In other news, KCNA has adopted the American colloquialism “beefing up”.


“Day of the Sun” preparations

Thursday, March 22nd, 2012

According to the Daily NK:

There is widespread displeasure not only at mobilization for various events planned for April but also the growing funding burden being placed on households, sources have reported.

One source from Musan in North Hamkyung Province told Daily NK on the 20th, “In all areas of North Korea including Pyongyang, everyone has been rushing around preparing for the upcoming birthday celebrations since the 15th. The authorities are collecting 20,000 won per household for the purpose of decorating streets and open spaces and to fund artistic performances.”

People in Hamheung in South Hamkyung Province have received orders to prepare eight flower pots per family for the streets and verandas of each home, a source from the city said; those without flowers are apparently purchasing them from traders. “We are so busy trying to get ready for the April celebrations right now that we don’t even have time to breathe,” the source said. “Difficult times during Kim Jong Il’s regime were nothing compared to now.”
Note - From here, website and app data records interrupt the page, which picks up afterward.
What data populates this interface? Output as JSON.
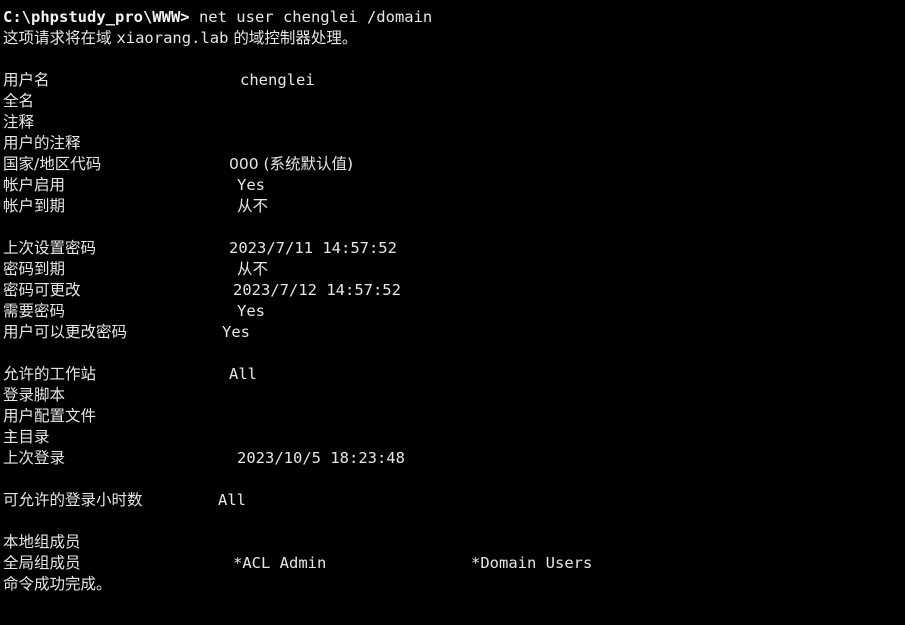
{
  "terminal": {
    "prompt": "C:\\phpstudy_pro\\WWW>",
    "command": " net user chenglei /domain",
    "request_notice_pre": "这项请求将在域 ",
    "domain_name": "xiaorang.lab",
    "request_notice_post": " 的域控制器处理。",
    "fields": [
      {
        "label": "用户名",
        "value": "chenglei"
      },
      {
        "label": "全名",
        "value": ""
      },
      {
        "label": "注释",
        "value": ""
      },
      {
        "label": "用户的注释",
        "value": ""
      },
      {
        "label": "国家/地区代码",
        "value": "000 (系统默认值)"
      },
      {
        "label": "帐户启用",
        "value": "Yes"
      },
      {
        "label": "帐户到期",
        "value": "从不"
      },
      {
        "label": "上次设置密码",
        "value": "2023/7/11 14:57:52"
      },
      {
        "label": "密码到期",
        "value": "从不"
      },
      {
        "label": "密码可更改",
        "value": "2023/7/12 14:57:52"
      },
      {
        "label": "需要密码",
        "value": "Yes"
      },
      {
        "label": "用户可以更改密码",
        "value": "Yes"
      },
      {
        "label": "允许的工作站",
        "value": "All"
      },
      {
        "label": "登录脚本",
        "value": ""
      },
      {
        "label": "用户配置文件",
        "value": ""
      },
      {
        "label": "主目录",
        "value": ""
      },
      {
        "label": "上次登录",
        "value": "2023/10/5 18:23:48"
      },
      {
        "label": "可允许的登录小时数",
        "value": "All"
      },
      {
        "label": "本地组成员",
        "value": ""
      },
      {
        "label": "全局组成员",
        "value": "*ACL Admin"
      },
      {
        "label": "",
        "value": "*Domain Users"
      }
    ],
    "completion": "命令成功完成。"
  }
}
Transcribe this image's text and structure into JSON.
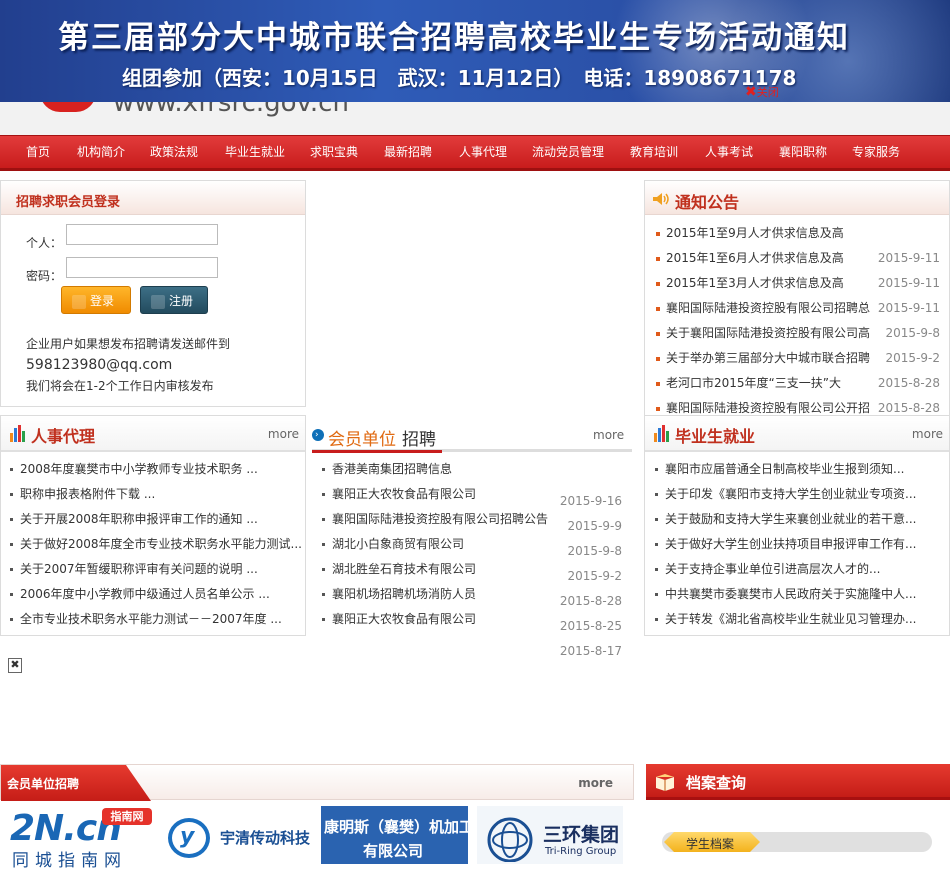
{
  "banner": {
    "title": "第三届部分大中城市联合招聘高校毕业生专场活动通知",
    "subtitle": "组团参加（西安：10月15日　武汉：11月12日）　电话：18908671178",
    "close_label": "关闭"
  },
  "logo": {
    "url": "www.xfrsrc.gov.cn"
  },
  "nav": {
    "items": [
      "首页",
      "机构简介",
      "政策法规",
      "毕业生就业",
      "求职宝典",
      "最新招聘",
      "人事代理",
      "流动党员管理",
      "教育培训",
      "人事考试",
      "襄阳职称",
      "专家服务"
    ]
  },
  "login": {
    "title": "招聘求职会员登录",
    "user_label": "个人：",
    "pass_label": "密码：",
    "login_btn": "登录",
    "register_btn": "注册",
    "note1": "企业用户如果想发布招聘请发送邮件到",
    "email": "598123980@qq.com",
    "note2": "我们将会在1-2个工作日内审核发布"
  },
  "notice": {
    "title": "通知公告",
    "items": [
      {
        "text": "2015年1至9月人才供求信息及高",
        "date": ""
      },
      {
        "text": "2015年1至6月人才供求信息及高",
        "date": "2015-9-11"
      },
      {
        "text": "2015年1至3月人才供求信息及高",
        "date": "2015-9-11"
      },
      {
        "text": "襄阳国际陆港投资控股有限公司招聘总",
        "date": "2015-9-11"
      },
      {
        "text": "关于襄阳国际陆港投资控股有限公司高",
        "date": "2015-9-8"
      },
      {
        "text": "关于举办第三届部分大中城市联合招聘",
        "date": "2015-9-2"
      },
      {
        "text": "老河口市2015年度“三支一扶”大",
        "date": "2015-8-28"
      },
      {
        "text": "襄阳国际陆港投资控股有限公司公开招",
        "date": "2015-8-28"
      }
    ]
  },
  "hr_agency": {
    "title": "人事代理",
    "more": "more",
    "items": [
      "2008年度襄樊市中小学教师专业技术职务 ...",
      "职称申报表格附件下载 ...",
      "关于开展2008年职称申报评审工作的通知 ...",
      "关于做好2008年度全市专业技术职务水平能力测试...",
      "关于2007年暂缓职称评审有关问题的说明 ...",
      "2006年度中小学教师中级通过人员名单公示 ...",
      "全市专业技术职务水平能力测试－－2007年度 ..."
    ]
  },
  "member_recruit": {
    "title_a": "会员单位",
    "title_b": "招聘",
    "more": "more",
    "items": [
      {
        "text": "香港美南集团招聘信息",
        "date": ""
      },
      {
        "text": "襄阳正大农牧食品有限公司",
        "date": "2015-9-16"
      },
      {
        "text": "襄阳国际陆港投资控股有限公司招聘公告",
        "date": "2015-9-9"
      },
      {
        "text": "湖北小白象商贸有限公司",
        "date": "2015-9-8"
      },
      {
        "text": "湖北胜垒石育技术有限公司",
        "date": "2015-9-2"
      },
      {
        "text": "襄阳机场招聘机场消防人员",
        "date": "2015-8-28"
      },
      {
        "text": "襄阳正大农牧食品有限公司",
        "date": "2015-8-25"
      },
      {
        "text": "",
        "date": "2015-8-17"
      }
    ]
  },
  "graduate": {
    "title": "毕业生就业",
    "more": "more",
    "items": [
      "襄阳市应届普通全日制高校毕业生报到须知...",
      "关于印发《襄阳市支持大学生创业就业专项资...",
      "关于鼓励和支持大学生来襄创业就业的若干意...",
      "关于做好大学生创业扶持项目申报评审工作有...",
      "关于支持企事业单位引进高层次人才的...",
      "中共襄樊市委襄樊市人民政府关于实施隆中人...",
      "关于转发《湖北省高校毕业生就业见习管理办..."
    ]
  },
  "bottom": {
    "member_title": "会员单位招聘",
    "more": "more",
    "archive_title": "档案查询",
    "student_archive": "学生档案"
  },
  "logos": {
    "zn_main": "2N.cn",
    "zn_tag": "指南网",
    "zn_sub": "同城指南网",
    "yuqing": "宇清传动科技",
    "kangmingsi_1": "康明斯（襄樊）机加工",
    "kangmingsi_2": "有限公司",
    "sanhuan": "三环集团",
    "sanhuan_en": "Tri-Ring Group"
  },
  "colors": {
    "accent": "#c81c1c",
    "title": "#c0301e",
    "orange": "#e06a12"
  }
}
A source from Wonsan in Gangwon Province agreed, saying, “It is tough for us to even make 2,000 won per day from trading, but the authorities are asking for 20,000 won from us to buy paint to do the exterior walls of apartments! I thought a new man would make the situation better but it has gotten worse.”

In previous years, the preparation period for April events was called the ‘big cleanup’. The stairs and hallway of apartments and the doors and fences of homes had to be painted with lime, which in recent years came to cost around 5,000 won. Thereafter, students would gather leftover paint and do the walls of their classrooms. However, the cost this year is much higher.

According to the source, “This year it is called the ‘total mobilization period,’ and they have told us that those who do not participate with sincerity will be evaluated politically.”

The period has begun fifteen days earlier than normal, too, which appears to be an effort to heighten the atmosphere for this year in particular.

The Musan source explained, “All organs, enterprises and schools are practicing songs and instruments during the afternoon, and women are using parks and public spaces to practice songs and dances until 7pm. Party cadres, to create a mood for celebration, ordered people to wear their outfits for the day, but the women all look disgruntled by the fact that they have to shiver in skirts all day in the cold.”

“There are lots of fights because local offices have exempted the Union of Democratic Women from paying festival costs, instead putting that portion on other families,” the Wonsan source added, commenting that the measure has been taken because practice hours are in the afternoon when most women ordinarily go to the jangmadang to work.

Read the full story here:
April Feeling Tiresome Already
Daily NK
Choi Song Min